Record extracts »
_____

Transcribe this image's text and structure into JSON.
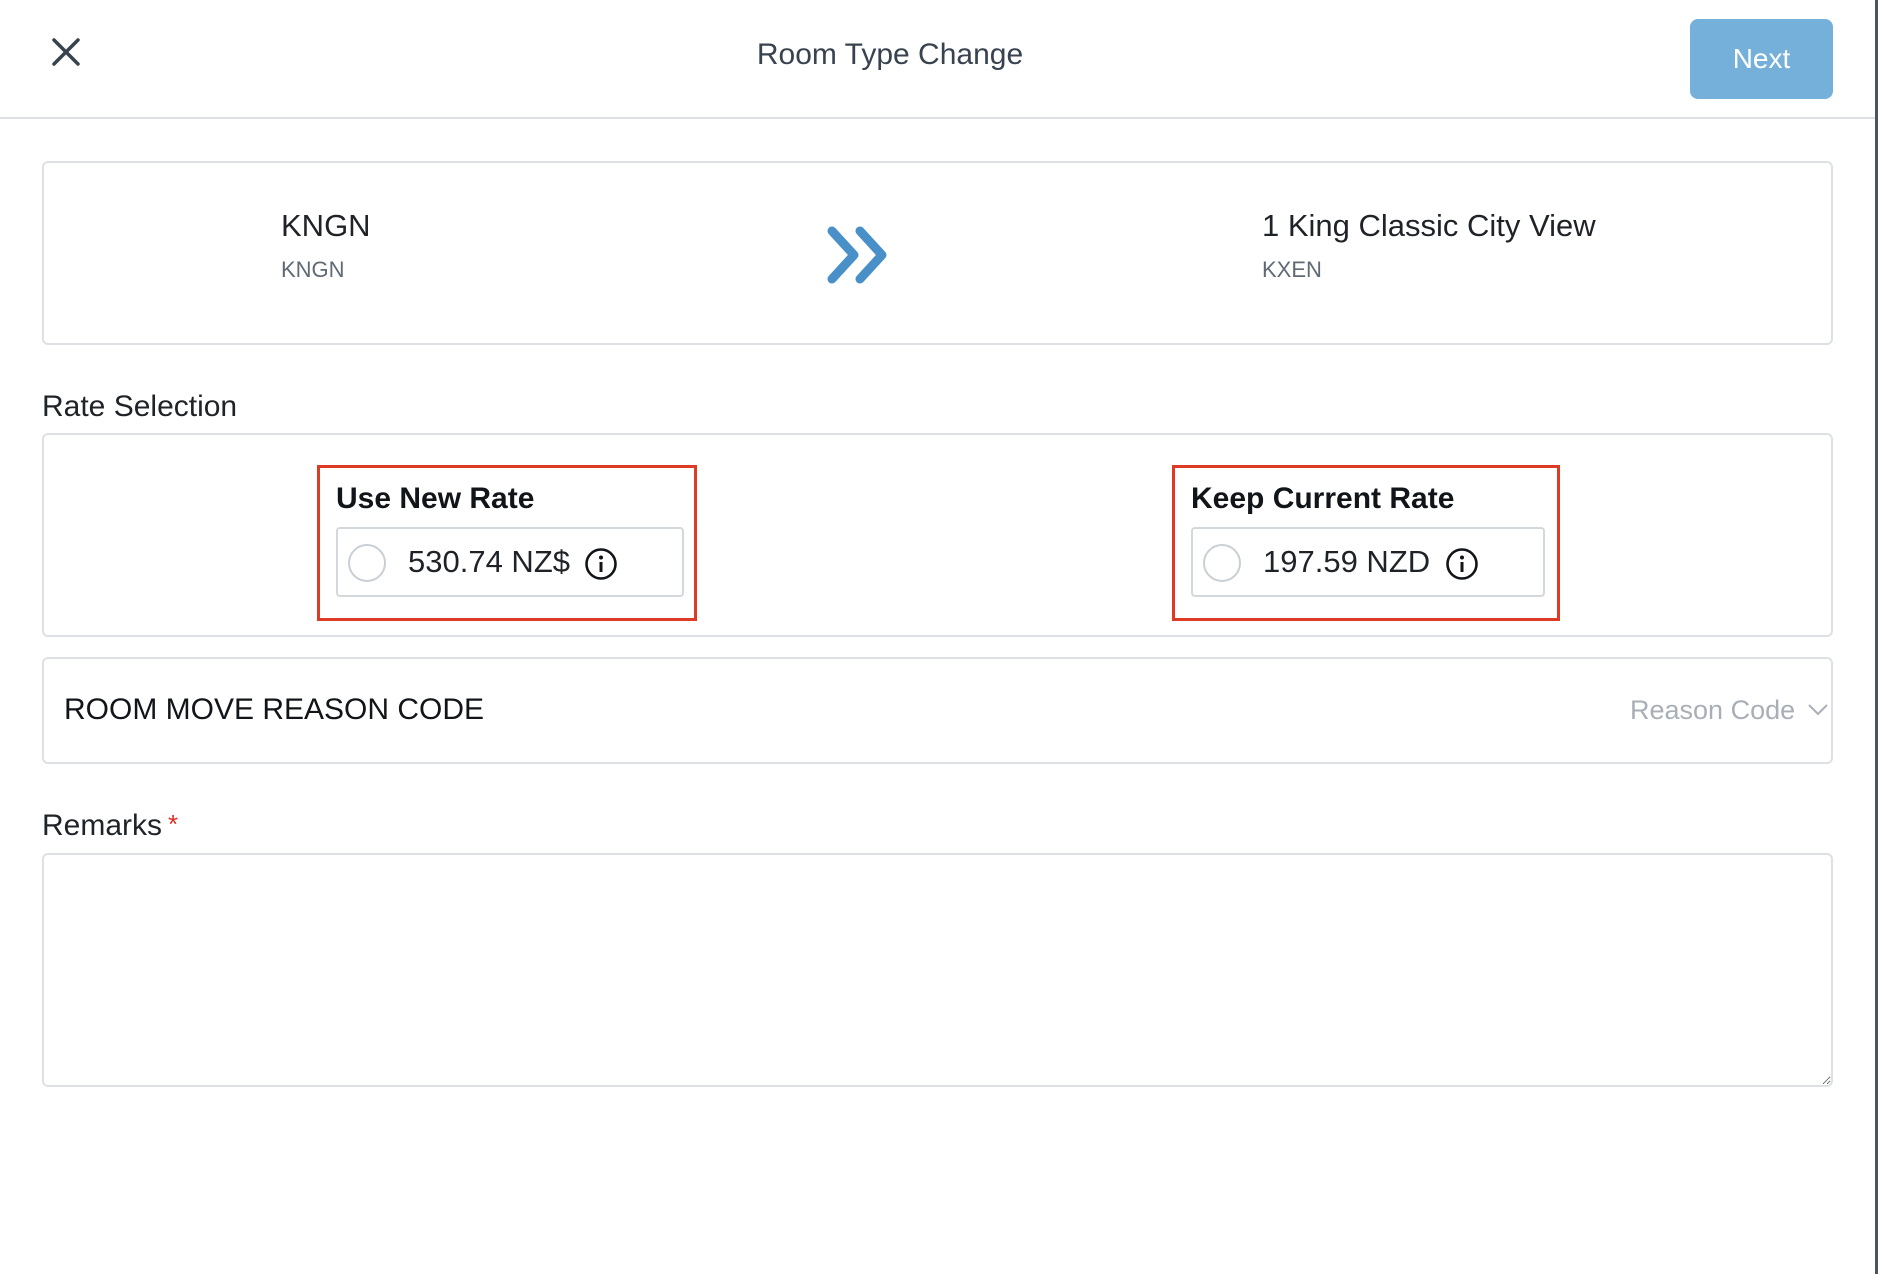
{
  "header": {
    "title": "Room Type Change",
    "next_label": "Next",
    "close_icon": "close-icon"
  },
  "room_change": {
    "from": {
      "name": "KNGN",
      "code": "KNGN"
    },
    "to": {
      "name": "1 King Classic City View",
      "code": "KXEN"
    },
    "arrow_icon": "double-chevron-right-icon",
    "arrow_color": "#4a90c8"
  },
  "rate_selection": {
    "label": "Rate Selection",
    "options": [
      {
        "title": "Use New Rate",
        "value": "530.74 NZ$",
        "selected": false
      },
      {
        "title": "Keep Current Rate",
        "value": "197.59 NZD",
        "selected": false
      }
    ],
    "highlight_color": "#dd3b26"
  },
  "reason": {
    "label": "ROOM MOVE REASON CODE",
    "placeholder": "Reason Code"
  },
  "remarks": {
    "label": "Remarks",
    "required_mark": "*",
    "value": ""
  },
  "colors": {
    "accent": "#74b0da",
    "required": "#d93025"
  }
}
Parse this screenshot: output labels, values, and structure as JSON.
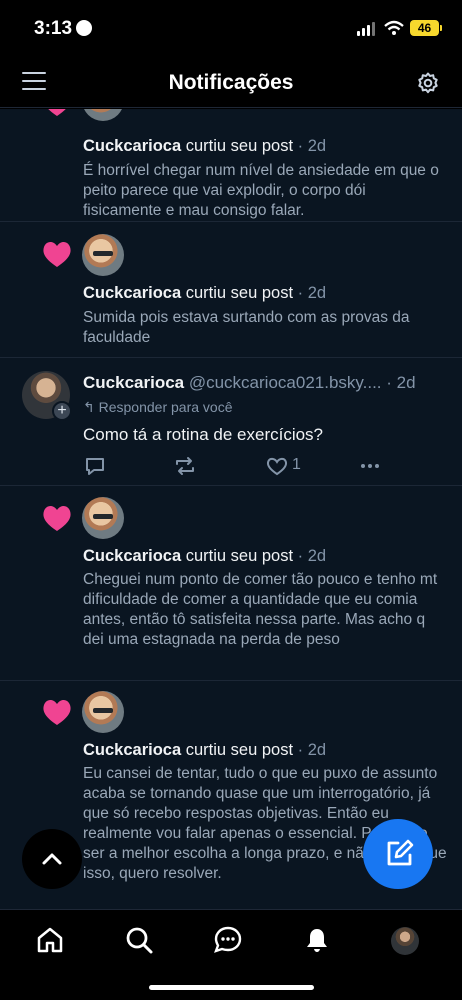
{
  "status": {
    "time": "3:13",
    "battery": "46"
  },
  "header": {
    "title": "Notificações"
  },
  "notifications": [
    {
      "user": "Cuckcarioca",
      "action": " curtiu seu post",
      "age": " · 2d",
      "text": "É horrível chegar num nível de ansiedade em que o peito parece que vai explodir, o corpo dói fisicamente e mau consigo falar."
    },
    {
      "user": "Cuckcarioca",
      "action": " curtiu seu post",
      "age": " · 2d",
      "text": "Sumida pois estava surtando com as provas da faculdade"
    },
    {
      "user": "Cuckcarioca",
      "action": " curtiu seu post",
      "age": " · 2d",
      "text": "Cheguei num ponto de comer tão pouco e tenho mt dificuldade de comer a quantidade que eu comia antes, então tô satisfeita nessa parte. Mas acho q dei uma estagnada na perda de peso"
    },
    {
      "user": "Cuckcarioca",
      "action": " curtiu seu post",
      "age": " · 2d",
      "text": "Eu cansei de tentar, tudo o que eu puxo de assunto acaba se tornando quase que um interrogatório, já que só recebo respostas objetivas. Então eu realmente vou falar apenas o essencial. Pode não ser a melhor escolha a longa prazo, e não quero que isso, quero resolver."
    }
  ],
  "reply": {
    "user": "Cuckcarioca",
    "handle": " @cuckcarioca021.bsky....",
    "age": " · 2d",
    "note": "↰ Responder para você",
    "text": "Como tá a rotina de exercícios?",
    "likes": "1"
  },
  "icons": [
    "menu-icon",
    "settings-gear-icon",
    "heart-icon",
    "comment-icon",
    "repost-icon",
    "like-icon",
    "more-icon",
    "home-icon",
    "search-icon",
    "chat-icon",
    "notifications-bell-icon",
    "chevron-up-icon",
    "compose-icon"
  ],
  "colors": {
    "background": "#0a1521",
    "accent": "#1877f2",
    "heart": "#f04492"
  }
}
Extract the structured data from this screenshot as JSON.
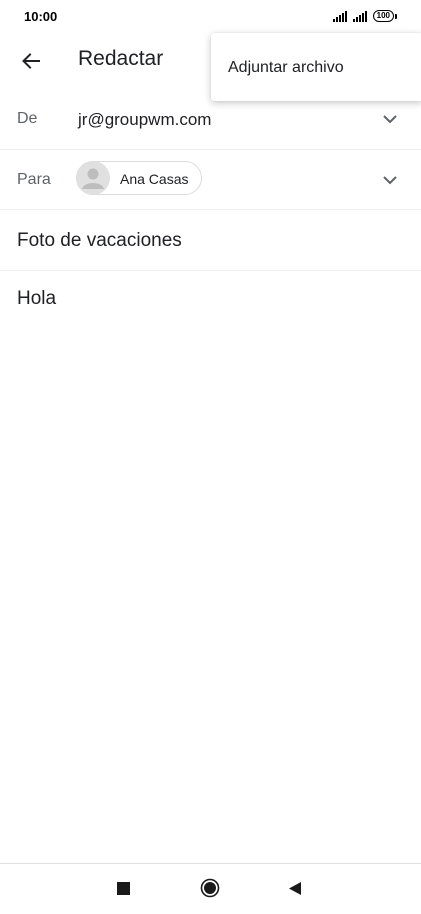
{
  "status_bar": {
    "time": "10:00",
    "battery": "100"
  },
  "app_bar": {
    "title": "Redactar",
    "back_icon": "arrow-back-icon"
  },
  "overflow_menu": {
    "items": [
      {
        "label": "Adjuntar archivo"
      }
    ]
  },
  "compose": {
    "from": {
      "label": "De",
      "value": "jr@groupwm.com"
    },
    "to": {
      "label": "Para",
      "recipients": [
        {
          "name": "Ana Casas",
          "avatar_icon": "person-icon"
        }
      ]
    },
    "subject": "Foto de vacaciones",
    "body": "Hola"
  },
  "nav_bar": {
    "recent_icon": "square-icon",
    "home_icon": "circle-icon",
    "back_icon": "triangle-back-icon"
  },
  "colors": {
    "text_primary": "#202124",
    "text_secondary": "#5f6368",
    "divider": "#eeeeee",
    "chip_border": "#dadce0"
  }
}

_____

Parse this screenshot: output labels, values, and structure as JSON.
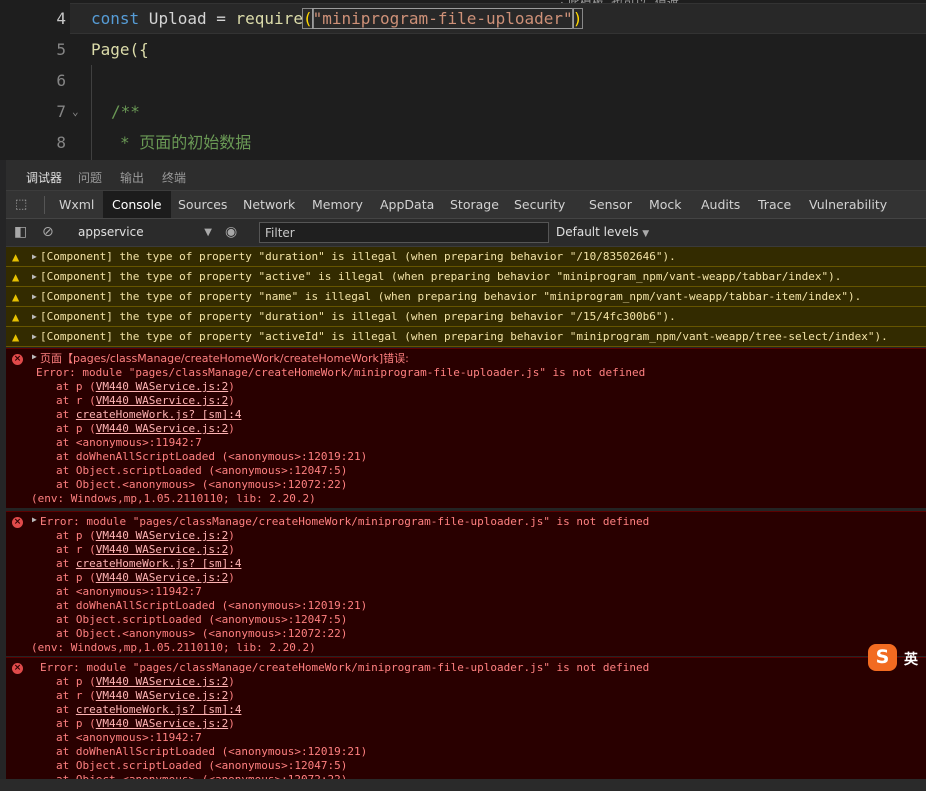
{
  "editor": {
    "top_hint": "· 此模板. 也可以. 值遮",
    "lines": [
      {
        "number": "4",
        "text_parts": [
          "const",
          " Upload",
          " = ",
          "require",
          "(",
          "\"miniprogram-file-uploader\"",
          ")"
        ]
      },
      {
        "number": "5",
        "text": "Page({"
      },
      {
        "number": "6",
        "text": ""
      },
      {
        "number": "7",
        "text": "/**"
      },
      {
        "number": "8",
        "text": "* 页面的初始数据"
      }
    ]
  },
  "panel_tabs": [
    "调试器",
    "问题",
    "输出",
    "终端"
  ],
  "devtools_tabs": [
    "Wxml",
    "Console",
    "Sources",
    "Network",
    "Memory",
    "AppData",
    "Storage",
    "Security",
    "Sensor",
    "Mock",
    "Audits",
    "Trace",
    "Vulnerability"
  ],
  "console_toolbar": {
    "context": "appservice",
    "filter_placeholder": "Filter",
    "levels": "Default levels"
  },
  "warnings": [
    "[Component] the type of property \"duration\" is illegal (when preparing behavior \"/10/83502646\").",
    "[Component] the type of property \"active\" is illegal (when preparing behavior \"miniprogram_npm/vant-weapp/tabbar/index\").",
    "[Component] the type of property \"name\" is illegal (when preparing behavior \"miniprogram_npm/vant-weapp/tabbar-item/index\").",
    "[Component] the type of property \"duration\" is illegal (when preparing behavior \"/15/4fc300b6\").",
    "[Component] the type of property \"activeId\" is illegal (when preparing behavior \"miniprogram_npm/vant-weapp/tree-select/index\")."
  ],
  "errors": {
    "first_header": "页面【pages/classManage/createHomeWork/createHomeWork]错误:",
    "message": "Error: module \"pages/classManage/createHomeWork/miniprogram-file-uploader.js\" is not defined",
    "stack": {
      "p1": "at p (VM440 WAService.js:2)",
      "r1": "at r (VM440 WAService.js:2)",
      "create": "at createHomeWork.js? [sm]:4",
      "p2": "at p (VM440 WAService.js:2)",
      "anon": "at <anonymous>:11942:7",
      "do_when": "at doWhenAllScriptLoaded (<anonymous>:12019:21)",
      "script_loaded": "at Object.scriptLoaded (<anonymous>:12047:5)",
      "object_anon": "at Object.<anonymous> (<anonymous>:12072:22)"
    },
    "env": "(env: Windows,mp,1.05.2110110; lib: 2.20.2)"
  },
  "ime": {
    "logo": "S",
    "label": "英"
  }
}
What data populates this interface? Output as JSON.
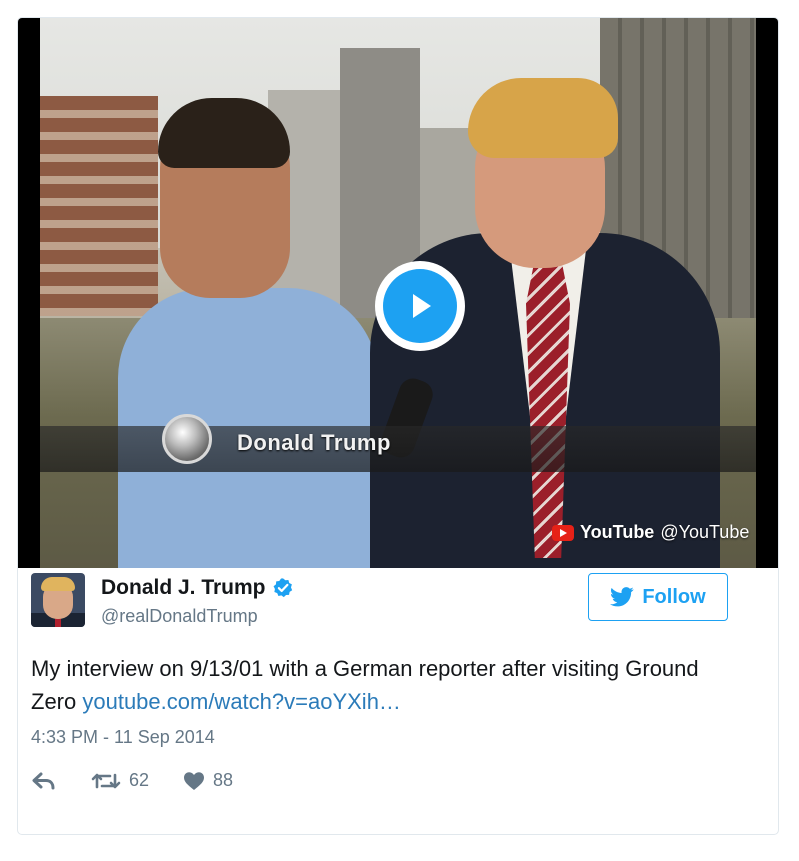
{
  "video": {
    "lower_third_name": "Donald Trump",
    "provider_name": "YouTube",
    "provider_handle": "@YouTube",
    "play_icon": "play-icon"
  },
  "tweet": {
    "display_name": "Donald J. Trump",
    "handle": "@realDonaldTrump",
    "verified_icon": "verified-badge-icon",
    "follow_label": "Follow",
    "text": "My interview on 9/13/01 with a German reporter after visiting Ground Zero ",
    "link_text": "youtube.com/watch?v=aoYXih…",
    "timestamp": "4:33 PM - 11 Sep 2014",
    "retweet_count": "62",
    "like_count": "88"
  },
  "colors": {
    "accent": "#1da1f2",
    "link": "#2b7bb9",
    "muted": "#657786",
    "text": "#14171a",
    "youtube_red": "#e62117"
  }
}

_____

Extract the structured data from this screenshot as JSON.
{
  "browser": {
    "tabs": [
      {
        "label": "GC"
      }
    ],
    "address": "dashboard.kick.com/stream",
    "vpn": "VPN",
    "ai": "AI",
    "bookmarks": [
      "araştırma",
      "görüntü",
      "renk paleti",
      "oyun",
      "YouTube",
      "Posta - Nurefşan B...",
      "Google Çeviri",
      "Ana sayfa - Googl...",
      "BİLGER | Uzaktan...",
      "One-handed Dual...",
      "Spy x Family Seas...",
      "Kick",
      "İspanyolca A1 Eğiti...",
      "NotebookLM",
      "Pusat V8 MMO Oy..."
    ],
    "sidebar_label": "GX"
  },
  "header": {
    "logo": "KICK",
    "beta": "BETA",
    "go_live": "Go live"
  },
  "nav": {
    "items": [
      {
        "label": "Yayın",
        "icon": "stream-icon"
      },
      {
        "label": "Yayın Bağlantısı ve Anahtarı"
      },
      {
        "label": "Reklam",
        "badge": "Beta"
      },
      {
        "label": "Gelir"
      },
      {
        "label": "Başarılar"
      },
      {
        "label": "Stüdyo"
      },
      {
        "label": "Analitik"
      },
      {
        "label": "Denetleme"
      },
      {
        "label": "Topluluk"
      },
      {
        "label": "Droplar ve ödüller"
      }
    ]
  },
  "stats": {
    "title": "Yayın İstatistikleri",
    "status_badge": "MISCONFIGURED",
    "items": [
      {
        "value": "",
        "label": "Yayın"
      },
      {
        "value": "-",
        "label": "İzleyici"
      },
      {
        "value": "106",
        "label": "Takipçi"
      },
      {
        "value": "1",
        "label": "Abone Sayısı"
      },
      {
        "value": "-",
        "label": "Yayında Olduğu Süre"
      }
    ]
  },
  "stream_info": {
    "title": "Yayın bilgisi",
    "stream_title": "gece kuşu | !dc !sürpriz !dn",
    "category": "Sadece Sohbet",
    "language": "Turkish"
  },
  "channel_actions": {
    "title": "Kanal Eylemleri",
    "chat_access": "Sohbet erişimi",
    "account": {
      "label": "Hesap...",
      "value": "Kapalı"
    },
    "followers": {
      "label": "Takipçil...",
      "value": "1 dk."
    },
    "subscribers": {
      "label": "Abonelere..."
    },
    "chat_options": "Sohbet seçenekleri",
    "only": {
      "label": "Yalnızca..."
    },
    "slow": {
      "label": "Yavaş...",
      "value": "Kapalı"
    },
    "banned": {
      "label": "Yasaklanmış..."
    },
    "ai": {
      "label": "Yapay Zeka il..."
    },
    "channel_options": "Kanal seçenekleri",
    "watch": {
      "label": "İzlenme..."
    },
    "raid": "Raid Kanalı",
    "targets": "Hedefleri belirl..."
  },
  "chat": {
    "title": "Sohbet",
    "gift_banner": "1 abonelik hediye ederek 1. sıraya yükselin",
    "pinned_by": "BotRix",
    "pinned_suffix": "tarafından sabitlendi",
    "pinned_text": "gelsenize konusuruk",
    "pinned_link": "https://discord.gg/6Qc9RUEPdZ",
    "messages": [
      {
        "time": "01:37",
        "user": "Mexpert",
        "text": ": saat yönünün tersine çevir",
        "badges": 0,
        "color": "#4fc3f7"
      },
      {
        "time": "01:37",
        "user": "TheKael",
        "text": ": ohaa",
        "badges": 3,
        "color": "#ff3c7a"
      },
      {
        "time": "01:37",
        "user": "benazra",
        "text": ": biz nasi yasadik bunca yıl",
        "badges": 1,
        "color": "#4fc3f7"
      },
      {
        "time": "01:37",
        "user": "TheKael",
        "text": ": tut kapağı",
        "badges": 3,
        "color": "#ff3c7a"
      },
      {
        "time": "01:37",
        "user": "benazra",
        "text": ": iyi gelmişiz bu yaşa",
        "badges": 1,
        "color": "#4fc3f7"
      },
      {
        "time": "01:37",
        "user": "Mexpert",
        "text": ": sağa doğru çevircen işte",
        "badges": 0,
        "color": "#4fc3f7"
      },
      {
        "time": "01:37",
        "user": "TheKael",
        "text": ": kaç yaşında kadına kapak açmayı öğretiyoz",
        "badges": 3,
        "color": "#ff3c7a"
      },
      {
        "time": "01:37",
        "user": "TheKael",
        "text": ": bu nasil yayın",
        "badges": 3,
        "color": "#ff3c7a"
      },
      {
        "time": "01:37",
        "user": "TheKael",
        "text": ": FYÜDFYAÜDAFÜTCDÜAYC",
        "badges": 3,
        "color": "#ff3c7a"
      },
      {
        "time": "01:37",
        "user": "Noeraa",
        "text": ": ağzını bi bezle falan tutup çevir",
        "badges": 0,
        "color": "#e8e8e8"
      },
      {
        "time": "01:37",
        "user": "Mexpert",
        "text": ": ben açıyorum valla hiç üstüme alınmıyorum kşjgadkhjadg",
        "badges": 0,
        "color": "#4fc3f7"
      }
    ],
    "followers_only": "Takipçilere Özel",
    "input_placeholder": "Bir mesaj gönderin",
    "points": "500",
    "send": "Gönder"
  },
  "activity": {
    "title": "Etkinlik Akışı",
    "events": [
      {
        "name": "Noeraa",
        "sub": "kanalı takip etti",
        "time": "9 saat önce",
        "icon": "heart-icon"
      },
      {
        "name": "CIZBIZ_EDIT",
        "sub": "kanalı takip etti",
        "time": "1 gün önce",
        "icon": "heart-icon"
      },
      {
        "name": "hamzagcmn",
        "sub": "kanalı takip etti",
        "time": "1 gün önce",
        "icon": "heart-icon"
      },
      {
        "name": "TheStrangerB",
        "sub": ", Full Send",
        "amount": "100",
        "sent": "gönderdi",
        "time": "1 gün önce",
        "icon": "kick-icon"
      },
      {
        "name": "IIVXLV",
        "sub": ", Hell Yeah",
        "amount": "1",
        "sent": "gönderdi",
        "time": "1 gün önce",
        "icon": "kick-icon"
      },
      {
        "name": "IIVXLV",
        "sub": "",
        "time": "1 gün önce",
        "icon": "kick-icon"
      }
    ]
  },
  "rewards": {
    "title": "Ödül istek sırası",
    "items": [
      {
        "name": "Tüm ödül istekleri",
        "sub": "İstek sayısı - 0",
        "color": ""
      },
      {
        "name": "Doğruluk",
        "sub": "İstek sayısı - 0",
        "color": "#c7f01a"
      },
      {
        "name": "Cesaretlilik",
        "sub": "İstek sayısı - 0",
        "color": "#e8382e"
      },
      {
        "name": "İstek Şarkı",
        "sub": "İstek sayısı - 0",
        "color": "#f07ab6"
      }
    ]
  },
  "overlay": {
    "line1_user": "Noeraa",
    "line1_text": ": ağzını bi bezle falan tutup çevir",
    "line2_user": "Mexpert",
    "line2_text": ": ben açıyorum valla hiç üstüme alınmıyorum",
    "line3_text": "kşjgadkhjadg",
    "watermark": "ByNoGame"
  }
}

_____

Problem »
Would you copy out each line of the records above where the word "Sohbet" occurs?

Solution for this exercise »
    "category": "Sadece Sohbet",
    "chat_access": "Sohbet erişimi",
    "chat_options": "Sohbet seçenekleri",
    "title": "Sohbet",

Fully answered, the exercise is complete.